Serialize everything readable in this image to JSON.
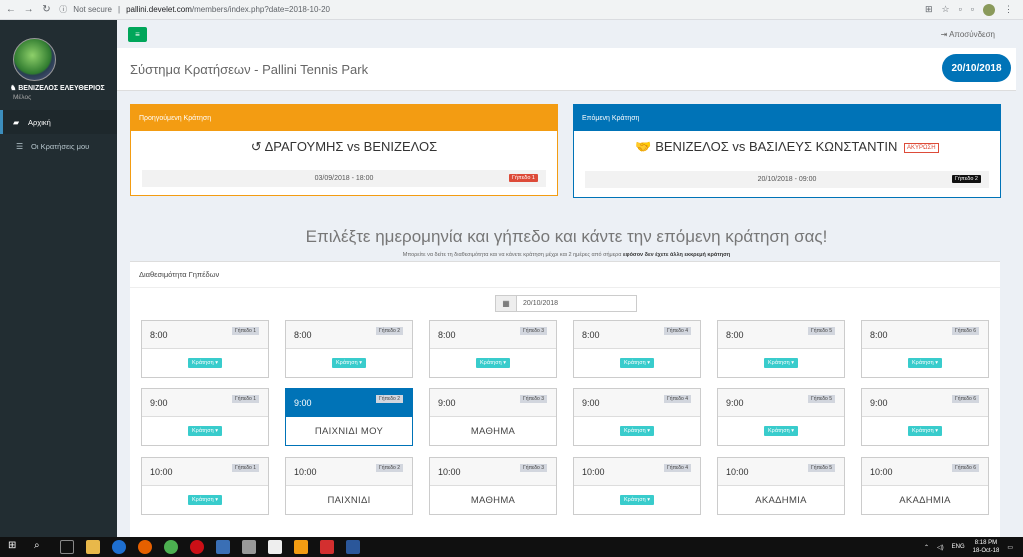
{
  "browser": {
    "secure_label": "Not secure",
    "url_host": "pallini.develet.com",
    "url_path": "/members/index.php?date=2018-10-20"
  },
  "sidebar": {
    "user_name": "♞ ΒΕΝΙΖΕΛΟΣ ΕΛΕΥΘΕΡΙΟΣ",
    "user_role": "Μέλος",
    "items": [
      {
        "label": "Αρχική",
        "icon": "home-icon"
      },
      {
        "label": "Οι Κρατήσεις μου",
        "icon": "list-icon"
      }
    ]
  },
  "topbar": {
    "logout_label": "Αποσύνδεση"
  },
  "header": {
    "title": "Σύστημα Κρατήσεων - Pallini Tennis Park",
    "date_badge": "20/10/2018"
  },
  "previous": {
    "title": "Προηγούμενη Κράτηση",
    "matchup": "ΔΡΑΓΟΥΜΗΣ vs ΒΕΝΙΖΕΛΟΣ",
    "datetime": "03/09/2018  -  18:00",
    "court": "Γήπεδο 1",
    "color": "#f39c12"
  },
  "next": {
    "title": "Επόμενη Κράτηση",
    "matchup": "ΒΕΝΙΖΕΛΟΣ vs ΒΑΣΙΛΕΥΣ ΚΩΝΣΤΑΝΤΙΝ",
    "cancel_label": "ΑΚΥΡΩΣΗ",
    "datetime": "20/10/2018  -  09:00",
    "court": "Γήπεδο 2",
    "color": "#0073b7"
  },
  "main": {
    "heading": "Επιλέξτε ημερομηνία και γήπεδο και κάντε την επόμενη κράτηση σας!",
    "subheading": "Μπορείτε να δείτε τη διαθεσιμότητα και να κάνετε κράτηση μέχρι και 2 ημέρες από σήμερα",
    "subheading_bold": "εφόσον δεν έχετε άλλη εκκρεμή κράτηση",
    "availability_title": "Διαθεσιμότητα Γηπέδων",
    "date_value": "20/10/2018"
  },
  "slots": {
    "book_label": "Κράτηση ▾",
    "rows": [
      {
        "time": "8:00",
        "cells": [
          {
            "court": "Γήπεδο 1",
            "status": "book",
            "label": ""
          },
          {
            "court": "Γήπεδο 2",
            "status": "book",
            "label": ""
          },
          {
            "court": "Γήπεδο 3",
            "status": "book",
            "label": ""
          },
          {
            "court": "Γήπεδο 4",
            "status": "book",
            "label": ""
          },
          {
            "court": "Γήπεδο 5",
            "status": "book",
            "label": ""
          },
          {
            "court": "Γήπεδο 6",
            "status": "book",
            "label": ""
          }
        ]
      },
      {
        "time": "9:00",
        "cells": [
          {
            "court": "Γήπεδο 1",
            "status": "book",
            "label": ""
          },
          {
            "court": "Γήπεδο 2",
            "status": "mine",
            "label": "ΠΑΙΧΝΙΔΙ ΜΟΥ"
          },
          {
            "court": "Γήπεδο 3",
            "status": "taken",
            "label": "ΜΑΘΗΜΑ"
          },
          {
            "court": "Γήπεδο 4",
            "status": "book",
            "label": ""
          },
          {
            "court": "Γήπεδο 5",
            "status": "book",
            "label": ""
          },
          {
            "court": "Γήπεδο 6",
            "status": "book",
            "label": ""
          }
        ]
      },
      {
        "time": "10:00",
        "cells": [
          {
            "court": "Γήπεδο 1",
            "status": "book",
            "label": ""
          },
          {
            "court": "Γήπεδο 2",
            "status": "taken",
            "label": "ΠΑΙΧΝΙΔΙ"
          },
          {
            "court": "Γήπεδο 3",
            "status": "taken",
            "label": "ΜΑΘΗΜΑ"
          },
          {
            "court": "Γήπεδο 4",
            "status": "book",
            "label": ""
          },
          {
            "court": "Γήπεδο 5",
            "status": "taken",
            "label": "ΑΚΑΔΗΜΙΑ"
          },
          {
            "court": "Γήπεδο 6",
            "status": "taken",
            "label": "ΑΚΑΔΗΜΙΑ"
          }
        ]
      }
    ]
  },
  "taskbar": {
    "lang": "ENG",
    "time": "8:18 PM",
    "date": "18-Oct-18"
  }
}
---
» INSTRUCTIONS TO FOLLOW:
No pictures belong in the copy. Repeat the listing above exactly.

» TASK ANSWER:
Serialize everything readable in this image to JSON.
{
  "browser": {
    "secure_label": "Not secure",
    "url_host": "pallini.develet.com",
    "url_path": "/members/index.php?date=2018-10-20"
  },
  "sidebar": {
    "user_name": "♞ ΒΕΝΙΖΕΛΟΣ ΕΛΕΥΘΕΡΙΟΣ",
    "user_role": "Μέλος",
    "items": [
      {
        "label": "Αρχική",
        "icon": "home-icon"
      },
      {
        "label": "Οι Κρατήσεις μου",
        "icon": "list-icon"
      }
    ]
  },
  "topbar": {
    "logout_label": "Αποσύνδεση"
  },
  "header": {
    "title": "Σύστημα Κρατήσεων - Pallini Tennis Park",
    "date_badge": "20/10/2018"
  },
  "previous": {
    "title": "Προηγούμενη Κράτηση",
    "matchup": "ΔΡΑΓΟΥΜΗΣ vs ΒΕΝΙΖΕΛΟΣ",
    "datetime": "03/09/2018  -  18:00",
    "court": "Γήπεδο 1",
    "color": "#f39c12"
  },
  "next": {
    "title": "Επόμενη Κράτηση",
    "matchup": "ΒΕΝΙΖΕΛΟΣ vs ΒΑΣΙΛΕΥΣ ΚΩΝΣΤΑΝΤΙΝ",
    "cancel_label": "ΑΚΥΡΩΣΗ",
    "datetime": "20/10/2018  -  09:00",
    "court": "Γήπεδο 2",
    "color": "#0073b7"
  },
  "main": {
    "heading": "Επιλέξτε ημερομηνία και γήπεδο και κάντε την επόμενη κράτηση σας!",
    "subheading": "Μπορείτε να δείτε τη διαθεσιμότητα και να κάνετε κράτηση μέχρι και 2 ημέρες από σήμερα",
    "subheading_bold": "εφόσον δεν έχετε άλλη εκκρεμή κράτηση",
    "availability_title": "Διαθεσιμότητα Γηπέδων",
    "date_value": "20/10/2018"
  },
  "slots": {
    "book_label": "Κράτηση ▾",
    "rows": [
      {
        "time": "8:00",
        "cells": [
          {
            "court": "Γήπεδο 1",
            "status": "book",
            "label": ""
          },
          {
            "court": "Γήπεδο 2",
            "status": "book",
            "label": ""
          },
          {
            "court": "Γήπεδο 3",
            "status": "book",
            "label": ""
          },
          {
            "court": "Γήπεδο 4",
            "status": "book",
            "label": ""
          },
          {
            "court": "Γήπεδο 5",
            "status": "book",
            "label": ""
          },
          {
            "court": "Γήπεδο 6",
            "status": "book",
            "label": ""
          }
        ]
      },
      {
        "time": "9:00",
        "cells": [
          {
            "court": "Γήπεδο 1",
            "status": "book",
            "label": ""
          },
          {
            "court": "Γήπεδο 2",
            "status": "mine",
            "label": "ΠΑΙΧΝΙΔΙ ΜΟΥ"
          },
          {
            "court": "Γήπεδο 3",
            "status": "taken",
            "label": "ΜΑΘΗΜΑ"
          },
          {
            "court": "Γήπεδο 4",
            "status": "book",
            "label": ""
          },
          {
            "court": "Γήπεδο 5",
            "status": "book",
            "label": ""
          },
          {
            "court": "Γήπεδο 6",
            "status": "book",
            "label": ""
          }
        ]
      },
      {
        "time": "10:00",
        "cells": [
          {
            "court": "Γήπεδο 1",
            "status": "book",
            "label": ""
          },
          {
            "court": "Γήπεδο 2",
            "status": "taken",
            "label": "ΠΑΙΧΝΙΔΙ"
          },
          {
            "court": "Γήπεδο 3",
            "status": "taken",
            "label": "ΜΑΘΗΜΑ"
          },
          {
            "court": "Γήπεδο 4",
            "status": "book",
            "label": ""
          },
          {
            "court": "Γήπεδο 5",
            "status": "taken",
            "label": "ΑΚΑΔΗΜΙΑ"
          },
          {
            "court": "Γήπεδο 6",
            "status": "taken",
            "label": "ΑΚΑΔΗΜΙΑ"
          }
        ]
      }
    ]
  },
  "taskbar": {
    "lang": "ENG",
    "time": "8:18 PM",
    "date": "18-Oct-18"
  }
}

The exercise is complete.